They discovered that households in Georgia and new york — both states that enacted bans on payday lending — had more bounced checks, more complaints about loan companies and filed for bankruptcy more frequently than households with use of lending that is payday.

“Georgians and North Carolinians usually do not seem best off since their states outlawed payday credit https://georgiapaydayloans.org/,” a study regarding the research concluded.

Payday lending critics are skeptical for the study. Peterson stated that the Georgia and new york check approval internet web web sites cited within the research included checks stemming from Virginia and South Carolina, where lending that is payday appropriate. He stated that the analysis also neglected to get a grip on for the hardship that is financial by 2005’s Hurricane Katrina.

In the event that research was posted in a log, Peterson stated, “economists would tear it to pieces.”

Various Hopes

In Ohio, former payday debtor Richard Gilmore and borrower Tracy Frysinger are each longing for various results due to the fact payday financing industry battles to repeal the limit it claims would place payday loan providers away from company.

Frysinger hopes the repeal efforts succeed and criticizes lawmakers who desired to power down payday loan providers into the place that is first.

“these folks that produce these rules and decide these regulations are good for the average man or woman don’t have clue exactly what it is love to have a need to borrow $300 or $400,” she stated. “they truly are never place in the career.”

Gilmore would like to begin to see the repeal work fail. Ahead of the governor finalized the payday rate of interest limit, Gilmore testified ahead of the Ohio state legislature about payday lending to his experiences.

“I did not desire anyone to need to undergo the thing I choose to go through,” he stated. “You can not really do so justice until you’ve live it your self.”

Today, things look brighter for Gilmore: His son has restored from cancer tumors, he stated, in which he has was able to eliminate of most of his pay day loan debt through debt forgiveness and court-brokered payment plans.

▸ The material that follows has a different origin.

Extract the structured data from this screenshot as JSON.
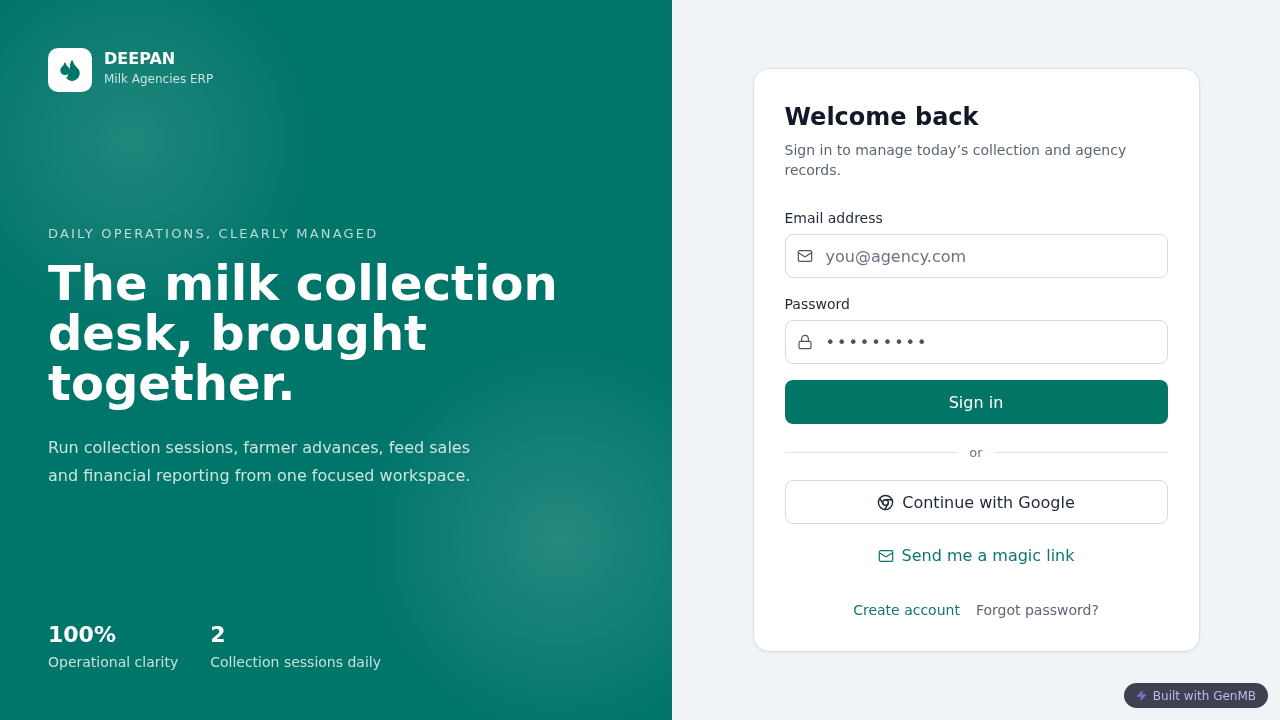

“we primarily start thinking about myself fortunate because my son arrived through their illness,” he stated. “It ended up being their nausea that provided me with the guts to finally place this to a finish.”